Reinforcements are strong, inert fibrous material incorporated in the polymeric mass to improve physical properties.
· GLASS FIBERS:
It is the material originally and most widely used for low pressure moldings. It is used in several forms like chopped strands, rovings, reinforcing mats, yarns, surfacing and overlay mats, woven fabrics, woven rovings, non woven fabrics etc.
Preheating and finishing techniques:
All the glass fibers are treated and finished in a special manner to promote the maximum adhesion of the resin to fibers. First, the original lubricant, (or sizing) used to help in drawing the filament, is removed by the process known as heat cleaning. Some resins do not require a further finishing but for the other resins a finish known as a coupling agent is applied to the fiber, to result in increased adhesion, particularly under high humidity or moisture condition. Some finishes are best suited to particular resin but the most widely used finishes are the chrome complexes and the silanes. However, the type of finish should be determined before using any glass fiber as reinforcements.
Six fibrous material considered as asbestos can be classified under two major groups as:
1. Fibrous serpentine or chrysotile:
It is a hydrated magnesium silicate with double layers of silica tetrahedrons and magnesium hydroxide. Fibers are long and hence it is ideal for the use in laminated plastics.
They are various combinations of Mg, Fe, Ca, and Na hydrated silicates with a basic structure of Si4O11 groups in a double chain configuration. Amphiboles include crocidolite, amosite, anthophillite, actinolite and tremolite. Crocidolite fibers impart high tensile strength, hence are used for general molding. Amosites have limited use in polymer industry because the moldings obtained from it are brittle. It is used in specialized case where acid resistant characteristic is required. Actinolite and tremolite are not significant in commercial plastics.
Mining of asbestos is a difficult process and results in a product having wide range of fiber lengths and includes impurities. Short fibers impart higher modulus and greater hardness to the finished product compared to unfilled system but do not improve other properties.
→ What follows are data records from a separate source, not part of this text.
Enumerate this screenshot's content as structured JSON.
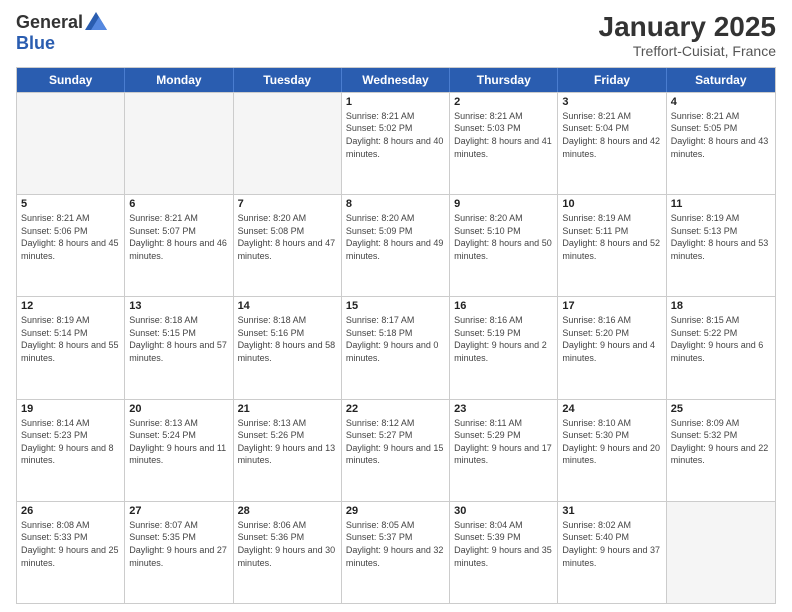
{
  "logo": {
    "general": "General",
    "blue": "Blue"
  },
  "title": "January 2025",
  "subtitle": "Treffort-Cuisiat, France",
  "headers": [
    "Sunday",
    "Monday",
    "Tuesday",
    "Wednesday",
    "Thursday",
    "Friday",
    "Saturday"
  ],
  "weeks": [
    [
      {
        "day": "",
        "sunrise": "",
        "sunset": "",
        "daylight": "",
        "empty": true
      },
      {
        "day": "",
        "sunrise": "",
        "sunset": "",
        "daylight": "",
        "empty": true
      },
      {
        "day": "",
        "sunrise": "",
        "sunset": "",
        "daylight": "",
        "empty": true
      },
      {
        "day": "1",
        "sunrise": "Sunrise: 8:21 AM",
        "sunset": "Sunset: 5:02 PM",
        "daylight": "Daylight: 8 hours and 40 minutes."
      },
      {
        "day": "2",
        "sunrise": "Sunrise: 8:21 AM",
        "sunset": "Sunset: 5:03 PM",
        "daylight": "Daylight: 8 hours and 41 minutes."
      },
      {
        "day": "3",
        "sunrise": "Sunrise: 8:21 AM",
        "sunset": "Sunset: 5:04 PM",
        "daylight": "Daylight: 8 hours and 42 minutes."
      },
      {
        "day": "4",
        "sunrise": "Sunrise: 8:21 AM",
        "sunset": "Sunset: 5:05 PM",
        "daylight": "Daylight: 8 hours and 43 minutes."
      }
    ],
    [
      {
        "day": "5",
        "sunrise": "Sunrise: 8:21 AM",
        "sunset": "Sunset: 5:06 PM",
        "daylight": "Daylight: 8 hours and 45 minutes."
      },
      {
        "day": "6",
        "sunrise": "Sunrise: 8:21 AM",
        "sunset": "Sunset: 5:07 PM",
        "daylight": "Daylight: 8 hours and 46 minutes."
      },
      {
        "day": "7",
        "sunrise": "Sunrise: 8:20 AM",
        "sunset": "Sunset: 5:08 PM",
        "daylight": "Daylight: 8 hours and 47 minutes."
      },
      {
        "day": "8",
        "sunrise": "Sunrise: 8:20 AM",
        "sunset": "Sunset: 5:09 PM",
        "daylight": "Daylight: 8 hours and 49 minutes."
      },
      {
        "day": "9",
        "sunrise": "Sunrise: 8:20 AM",
        "sunset": "Sunset: 5:10 PM",
        "daylight": "Daylight: 8 hours and 50 minutes."
      },
      {
        "day": "10",
        "sunrise": "Sunrise: 8:19 AM",
        "sunset": "Sunset: 5:11 PM",
        "daylight": "Daylight: 8 hours and 52 minutes."
      },
      {
        "day": "11",
        "sunrise": "Sunrise: 8:19 AM",
        "sunset": "Sunset: 5:13 PM",
        "daylight": "Daylight: 8 hours and 53 minutes."
      }
    ],
    [
      {
        "day": "12",
        "sunrise": "Sunrise: 8:19 AM",
        "sunset": "Sunset: 5:14 PM",
        "daylight": "Daylight: 8 hours and 55 minutes."
      },
      {
        "day": "13",
        "sunrise": "Sunrise: 8:18 AM",
        "sunset": "Sunset: 5:15 PM",
        "daylight": "Daylight: 8 hours and 57 minutes."
      },
      {
        "day": "14",
        "sunrise": "Sunrise: 8:18 AM",
        "sunset": "Sunset: 5:16 PM",
        "daylight": "Daylight: 8 hours and 58 minutes."
      },
      {
        "day": "15",
        "sunrise": "Sunrise: 8:17 AM",
        "sunset": "Sunset: 5:18 PM",
        "daylight": "Daylight: 9 hours and 0 minutes."
      },
      {
        "day": "16",
        "sunrise": "Sunrise: 8:16 AM",
        "sunset": "Sunset: 5:19 PM",
        "daylight": "Daylight: 9 hours and 2 minutes."
      },
      {
        "day": "17",
        "sunrise": "Sunrise: 8:16 AM",
        "sunset": "Sunset: 5:20 PM",
        "daylight": "Daylight: 9 hours and 4 minutes."
      },
      {
        "day": "18",
        "sunrise": "Sunrise: 8:15 AM",
        "sunset": "Sunset: 5:22 PM",
        "daylight": "Daylight: 9 hours and 6 minutes."
      }
    ],
    [
      {
        "day": "19",
        "sunrise": "Sunrise: 8:14 AM",
        "sunset": "Sunset: 5:23 PM",
        "daylight": "Daylight: 9 hours and 8 minutes."
      },
      {
        "day": "20",
        "sunrise": "Sunrise: 8:13 AM",
        "sunset": "Sunset: 5:24 PM",
        "daylight": "Daylight: 9 hours and 11 minutes."
      },
      {
        "day": "21",
        "sunrise": "Sunrise: 8:13 AM",
        "sunset": "Sunset: 5:26 PM",
        "daylight": "Daylight: 9 hours and 13 minutes."
      },
      {
        "day": "22",
        "sunrise": "Sunrise: 8:12 AM",
        "sunset": "Sunset: 5:27 PM",
        "daylight": "Daylight: 9 hours and 15 minutes."
      },
      {
        "day": "23",
        "sunrise": "Sunrise: 8:11 AM",
        "sunset": "Sunset: 5:29 PM",
        "daylight": "Daylight: 9 hours and 17 minutes."
      },
      {
        "day": "24",
        "sunrise": "Sunrise: 8:10 AM",
        "sunset": "Sunset: 5:30 PM",
        "daylight": "Daylight: 9 hours and 20 minutes."
      },
      {
        "day": "25",
        "sunrise": "Sunrise: 8:09 AM",
        "sunset": "Sunset: 5:32 PM",
        "daylight": "Daylight: 9 hours and 22 minutes."
      }
    ],
    [
      {
        "day": "26",
        "sunrise": "Sunrise: 8:08 AM",
        "sunset": "Sunset: 5:33 PM",
        "daylight": "Daylight: 9 hours and 25 minutes."
      },
      {
        "day": "27",
        "sunrise": "Sunrise: 8:07 AM",
        "sunset": "Sunset: 5:35 PM",
        "daylight": "Daylight: 9 hours and 27 minutes."
      },
      {
        "day": "28",
        "sunrise": "Sunrise: 8:06 AM",
        "sunset": "Sunset: 5:36 PM",
        "daylight": "Daylight: 9 hours and 30 minutes."
      },
      {
        "day": "29",
        "sunrise": "Sunrise: 8:05 AM",
        "sunset": "Sunset: 5:37 PM",
        "daylight": "Daylight: 9 hours and 32 minutes."
      },
      {
        "day": "30",
        "sunrise": "Sunrise: 8:04 AM",
        "sunset": "Sunset: 5:39 PM",
        "daylight": "Daylight: 9 hours and 35 minutes."
      },
      {
        "day": "31",
        "sunrise": "Sunrise: 8:02 AM",
        "sunset": "Sunset: 5:40 PM",
        "daylight": "Daylight: 9 hours and 37 minutes."
      },
      {
        "day": "",
        "sunrise": "",
        "sunset": "",
        "daylight": "",
        "empty": true
      }
    ]
  ]
}
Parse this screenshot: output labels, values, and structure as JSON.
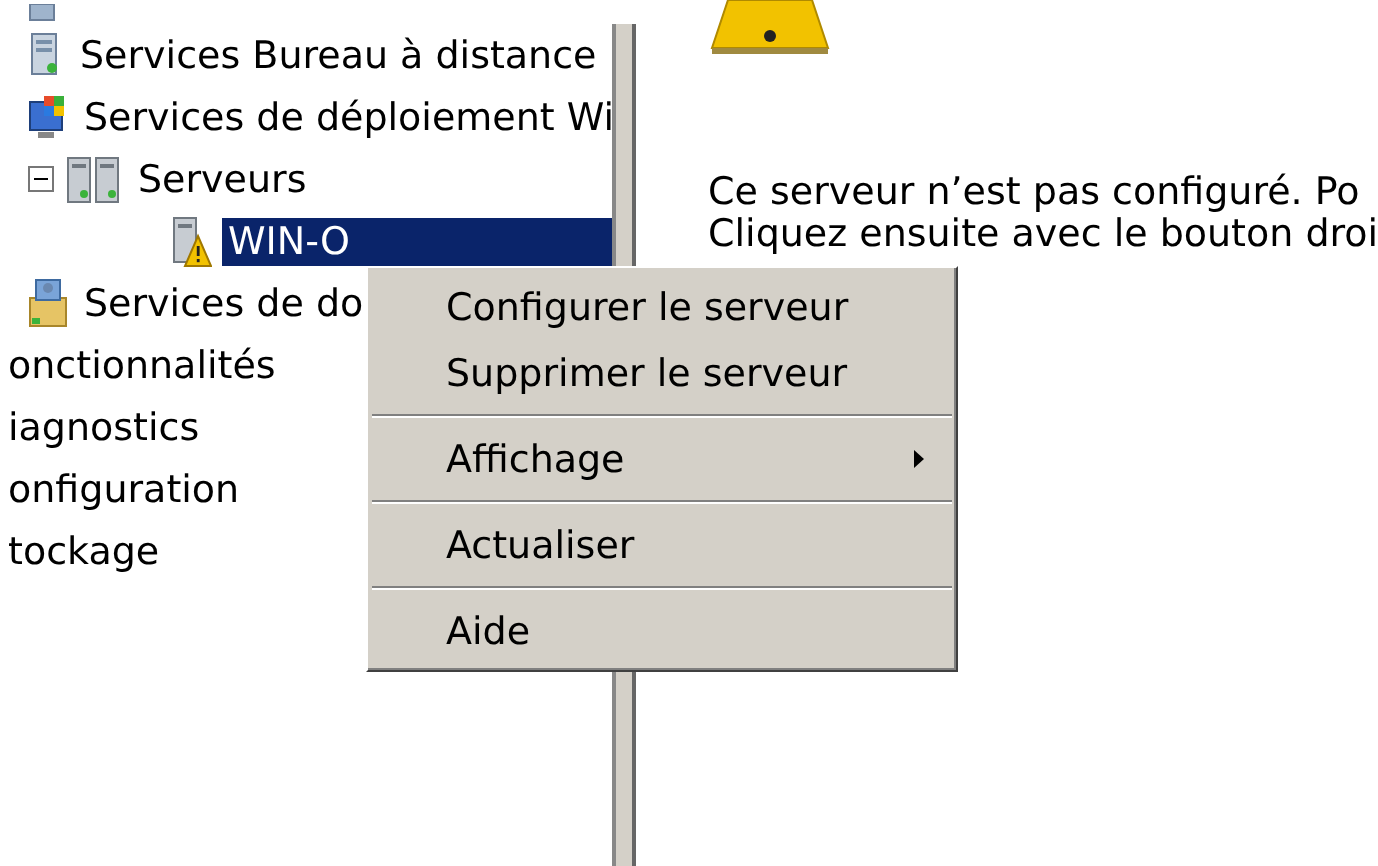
{
  "tree": [
    {
      "kind": "group",
      "children": [
        {
          "label": "Services Bureau à distance",
          "selected": false
        },
        {
          "label": "Services de déploiement Wi",
          "selected": false
        },
        {
          "label": "Serveurs",
          "selected": false,
          "expanded": true,
          "children": [
            {
              "label": "WIN-O",
              "selected": true,
              "warning": true
            }
          ]
        },
        {
          "label": "Services de do",
          "selected": false
        }
      ]
    },
    {
      "kind": "item",
      "label": "onctionnalités",
      "selected": false
    },
    {
      "kind": "item",
      "label": "iagnostics",
      "selected": false
    },
    {
      "kind": "item",
      "label": "onfiguration",
      "selected": false
    },
    {
      "kind": "item",
      "label": "tockage",
      "selected": false
    }
  ],
  "details": {
    "lines": [
      "Ce serveur n’est pas configuré. Po",
      "Cliquez ensuite avec le bouton droi"
    ]
  },
  "context_menu": [
    {
      "kind": "item",
      "label": "Configurer le serveur"
    },
    {
      "kind": "item",
      "label": "Supprimer le serveur"
    },
    {
      "kind": "separator"
    },
    {
      "kind": "item",
      "label": "Affichage",
      "submenu": true
    },
    {
      "kind": "separator"
    },
    {
      "kind": "item",
      "label": "Actualiser"
    },
    {
      "kind": "separator"
    },
    {
      "kind": "item",
      "label": "Aide"
    }
  ]
}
The moldings produced with asbestos as filler have excellent heat resistance, lower flexibility and tensile strength and increased specific gravity.
Asbestos can be wetted by almost any thermoplastic or thermoset resin. However, when longer fibers agglomerate, it prevents the development of homogenous mixture.
Health problem also results, when asbestos is used. It causes mesothelinoma and lung cancer to the workers; hence the exposure levels must be below the limits prescribed by OSHA. (Occupational safety and health act)
It is available as flock, filament and chopped fabric. It flows at many molding temperature causing considerable mold shrinkage. Hence it is used when special surface is required in the molding e.g. shower stall bases.
· POLYESTER FIBERS:
They can reinforce both thermoplastic and thermoset. The fiber thermoplastic composite have unusually high strength because they serve as nucleating agents for the crystalline thermoplastic. Abrasion and impact resistance of these fibers can be increased by reinforcing it with woven roving of polyethylene terephthalate. These fibers are solvent resistant and high melting and can reinforce thermoplastic, phenolic and epoxy resin system.
· EXOTIC FIBERS:
To prepare the composites using the exotic fibers, only boron, graphite and Kevlar are used.
It is mainly used where the fibers can be laid in relatively straight configuration because these fibers are very stiff and brittle.
· GRAPHITE FIBERS:
They are used in most of the high modulus applications because they are cheaper than boron, have lower specific gravity and are capable of being formed easily into 3-D curves and bent into small radii. Also the parts which are graphite reinforced have a very low coefficient of expansion. This makes such material very useful for high precision parts like optical parts, space antennas etc. In general it is used in articles where high stiffness and light weight are required.
· KEVLAR (POLYARAMID FIBERS):
They can form composites with excellent strength and heat resistance. They also have low densities and hence show high specific strength values.Three types of Kevlar aramid are available. The tensile strength of Kevlar is better than twice that of nylon or polyester and 15% better than E-type fiber glass. Modulus is 20 times greater than nylon, 10 times greater than Polyester and 2 times than E-type fiber glass. Elongation is low and density is 40% less than glass. They are as strong as steel at 1/5 the weight. Their thermal stability is also good and no embrittlement or degradation occurs during cryogenic exposure. Composites made with Kevlar have excellent dimensional stability because it has slightly negative coefficient of thermal expansion in the longitudinal direction. They have good chemicla resistance except to strong acids and alkalis. They have high stress rupture life and fracture toughness, good cyclic tensile fatigue resistance and fair damping characteristic. However they have high moisture absorption, low compressive strength and difficulty of machining.